TASK REQUIREMENTS:
From the listing that follows, count the lines including "pickup" and give the number alone.

DATA FOR THIS EXERCISE:
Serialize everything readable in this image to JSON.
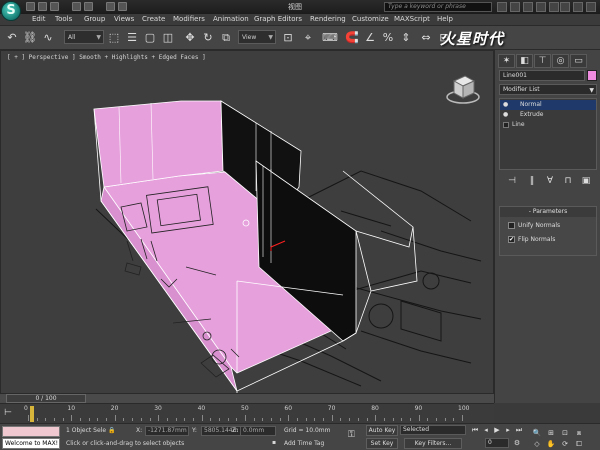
{
  "window": {
    "title": "视图",
    "search_placeholder": "Type a keyword or phrase",
    "app_logo": "3ds Max logo"
  },
  "menu": {
    "items": [
      "Edit",
      "Tools",
      "Group",
      "Views",
      "Create",
      "Modifiers",
      "Animation",
      "Graph Editors",
      "Rendering",
      "Customize",
      "MAXScript",
      "Help"
    ]
  },
  "toolbar": {
    "selection_filter": "All",
    "reference_coord": "View",
    "icons": [
      "undo-icon",
      "redo-icon",
      "link-icon",
      "unlink-icon",
      "bind-icon",
      "select-icon",
      "select-by-name-icon",
      "rect-region-icon",
      "window-crossing-icon",
      "move-icon",
      "rotate-icon",
      "scale-icon",
      "pivot-icon",
      "snap-icon",
      "angle-snap-icon",
      "percent-snap-icon",
      "mirror-icon",
      "align-icon",
      "layers-icon",
      "curve-editor-icon",
      "material-editor-icon",
      "render-setup-icon",
      "render-icon"
    ]
  },
  "brand_watermark": "火星时代",
  "viewport": {
    "label": "[ + ] Perspective ] Smooth + Highlights + Edged Faces ]",
    "colors": {
      "selected_faces": "#e6a0dc",
      "wire": "#ffffff",
      "bg": "#3e3e3e"
    }
  },
  "command_panel": {
    "object_name": "Line001",
    "object_color": "#f08ce0",
    "modifier_list_label": "Modifier List",
    "stack": [
      {
        "label": "Normal",
        "selected": true
      },
      {
        "label": "Extrude",
        "selected": false
      },
      {
        "label": "Line",
        "selected": false
      }
    ],
    "parameters": {
      "header": "Parameters",
      "unify_normals": {
        "label": "Unify Normals",
        "checked": false
      },
      "flip_normals": {
        "label": "Flip Normals",
        "checked": true
      }
    }
  },
  "timeline": {
    "frame_counter": "0 / 100",
    "ticks": [
      "0",
      "10",
      "20",
      "30",
      "40",
      "50",
      "60",
      "70",
      "80",
      "90",
      "100"
    ]
  },
  "status": {
    "maxscript_bottom": "Welcome to MAX!",
    "objects_selected": "1 Object Sele",
    "prompt": "Click or click-and-drag to select objects",
    "x_label": "X:",
    "x_value": "-1271.87mm",
    "y_label": "Y:",
    "y_value": "5805.144m",
    "z_label": "Z:",
    "z_value": "0.0mm",
    "grid": "Grid = 10.0mm",
    "add_time_tag": "Add Time Tag",
    "auto_key": "Auto Key",
    "auto_key_mode": "Selected",
    "set_key": "Set Key",
    "key_filters": "Key Filters...",
    "current_frame": "0"
  }
}
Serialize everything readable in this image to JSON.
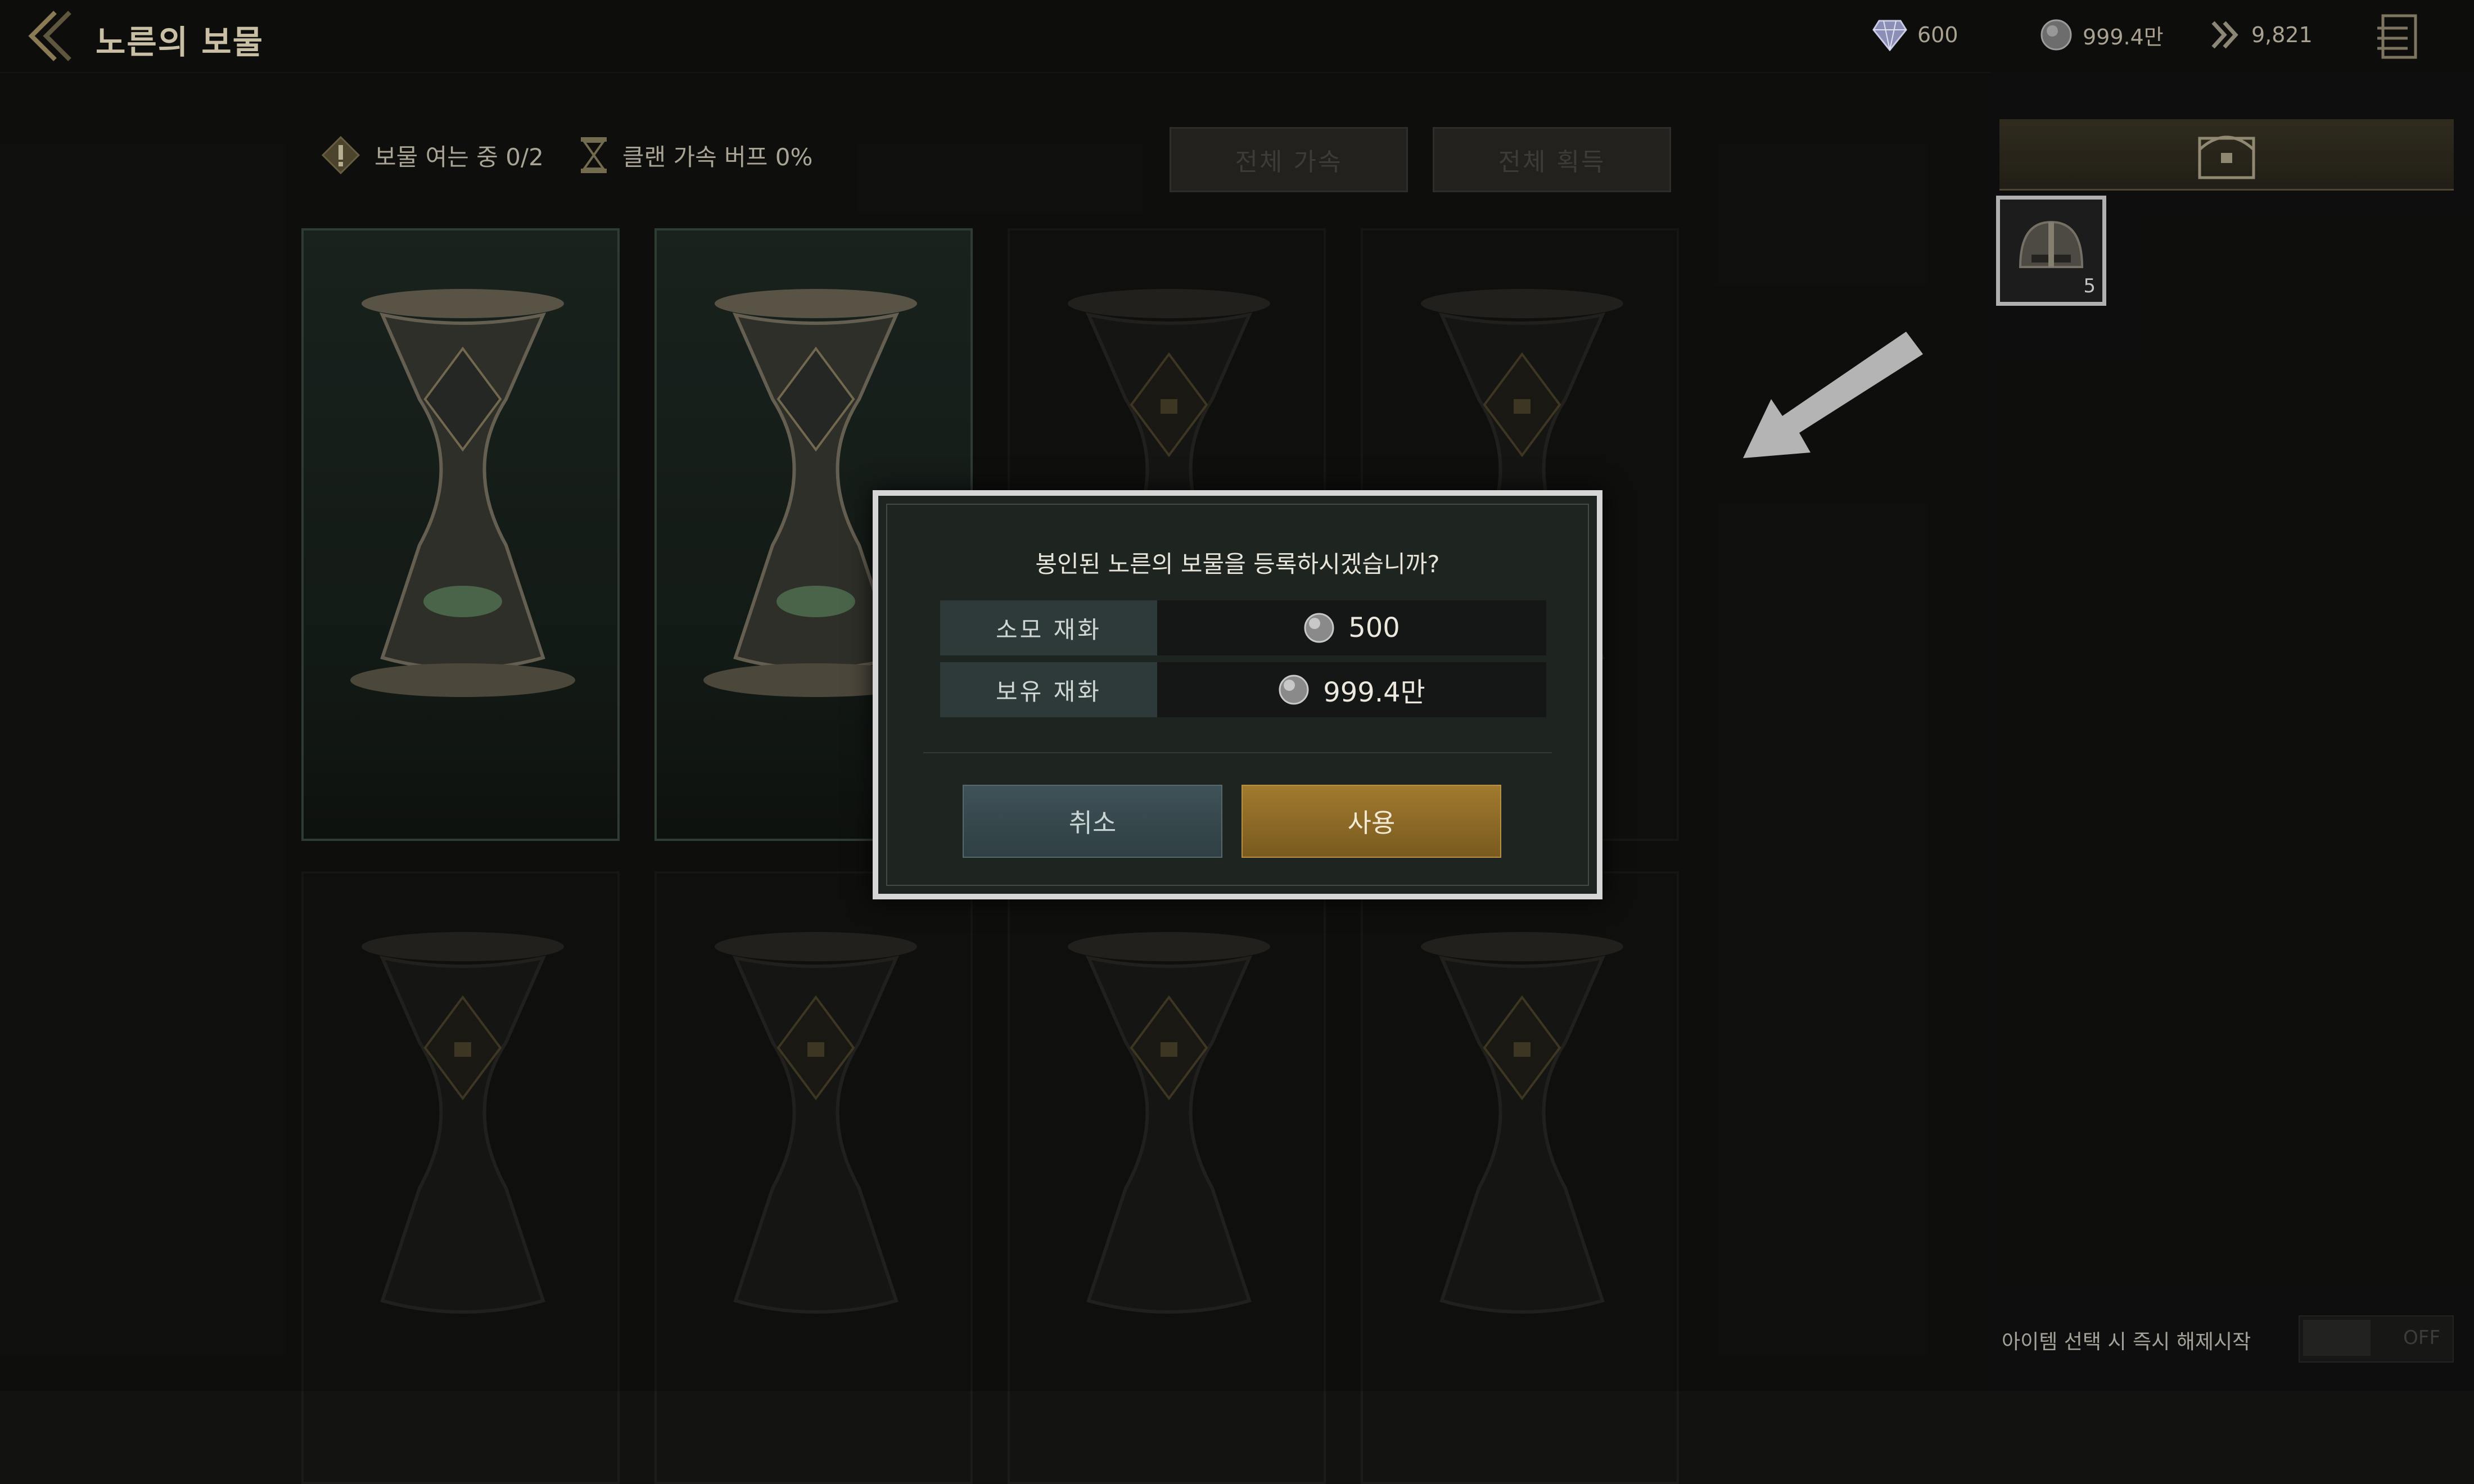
{
  "header": {
    "title": "노른의 보물",
    "currencies": [
      {
        "icon": "diamond-icon",
        "value": "600"
      },
      {
        "icon": "silver-coin-icon",
        "value": "999.4만"
      },
      {
        "icon": "chevron-arrow-icon",
        "value": "9,821"
      }
    ]
  },
  "status": {
    "opening": "보물 여는 중 0/2",
    "clan_buff": "클랜 가속 버프 0%"
  },
  "actions": {
    "speed_all": "전체 가속",
    "obtain_all": "전체 획득"
  },
  "dialog": {
    "message": "봉인된 노른의 보물을 등록하시겠습니까?",
    "cost_label": "소모 재화",
    "cost_value": "500",
    "owned_label": "보유 재화",
    "owned_value": "999.4만",
    "cancel": "취소",
    "use": "사용"
  },
  "inventory": {
    "item_count": "5"
  },
  "footer": {
    "instant_unlock_label": "아이템 선택 시 즉시 해제시작",
    "toggle_state": "OFF"
  },
  "colors": {
    "accent_gold": "#a07a2e",
    "dialog_border": "#d6d6d6",
    "cancel_teal": "#3f5257"
  }
}
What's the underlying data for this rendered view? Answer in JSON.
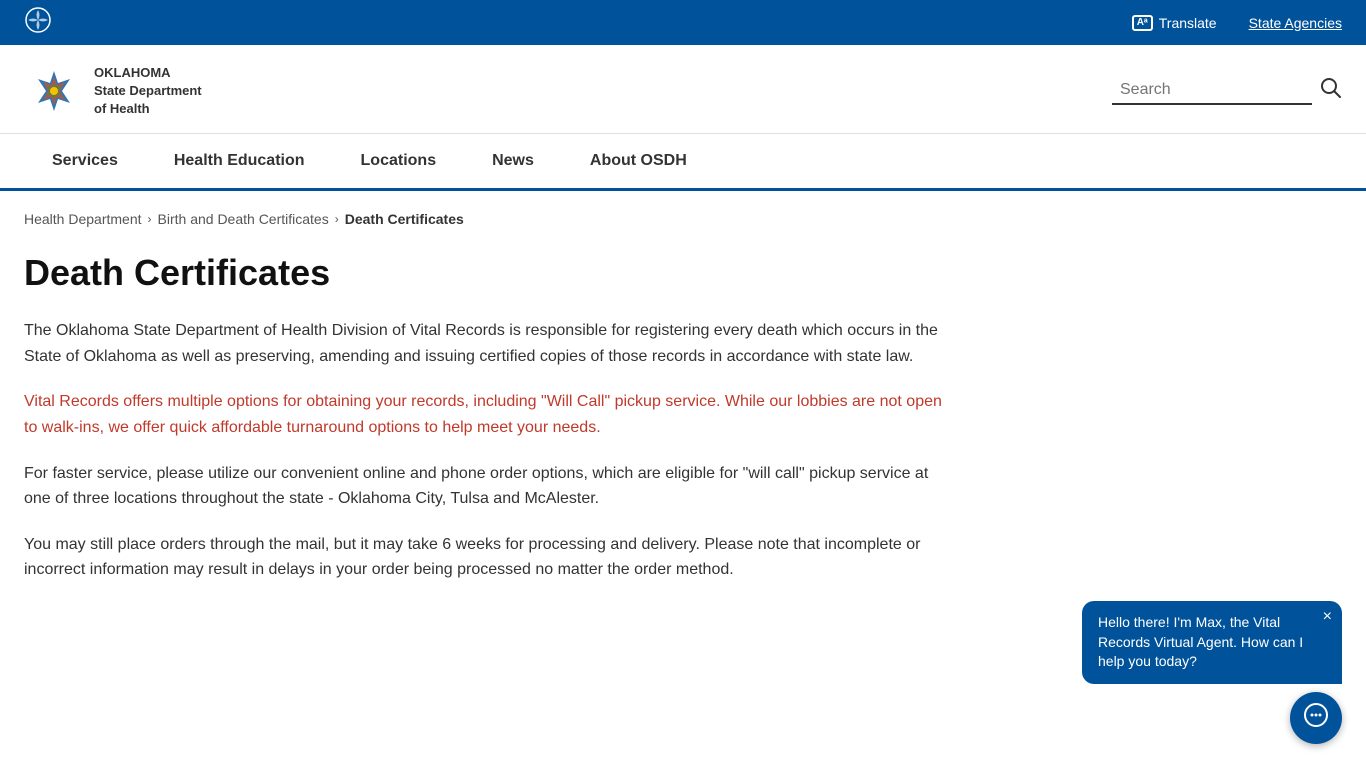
{
  "topbar": {
    "translate_label": "Translate",
    "state_agencies_label": "State Agencies"
  },
  "header": {
    "logo_line1": "OKLAHOMA",
    "logo_line2": "State Department",
    "logo_line3": "of Health",
    "search_placeholder": "Search",
    "search_label": "Search"
  },
  "nav": {
    "items": [
      {
        "label": "Services",
        "id": "services"
      },
      {
        "label": "Health Education",
        "id": "health-education"
      },
      {
        "label": "Locations",
        "id": "locations"
      },
      {
        "label": "News",
        "id": "news"
      },
      {
        "label": "About OSDH",
        "id": "about-osdh"
      }
    ]
  },
  "breadcrumb": {
    "items": [
      {
        "label": "Health Department",
        "id": "health-department"
      },
      {
        "label": "Birth and Death Certificates",
        "id": "birth-death"
      },
      {
        "label": "Death Certificates",
        "id": "death-certs",
        "current": true
      }
    ]
  },
  "main": {
    "page_title": "Death Certificates",
    "para1": "The Oklahoma State Department of Health Division of Vital Records is responsible for registering every death which occurs in the State of Oklahoma as well as preserving, amending and issuing certified copies of those records in accordance with state law.",
    "para2_link": "Vital Records offers multiple options for obtaining your records, including \"Will Call\" pickup service. While our lobbies are not open to walk-ins, we offer quick affordable turnaround options to help meet your needs.",
    "para3": "For faster service, please utilize our convenient online and phone order options, which are eligible for \"will call\" pickup service at one of three locations throughout the state - Oklahoma City, Tulsa and McAlester.",
    "para4": "You may still place orders through the mail, but it may take 6 weeks for processing and delivery. Please note that incomplete or incorrect information may result in delays in your order being processed no matter the order method."
  },
  "chat": {
    "bubble_text": "Hello there! I'm Max, the Vital Records Virtual Agent. How can I help you today?",
    "close_label": "×",
    "button_icon": "💬"
  }
}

RESULT:
2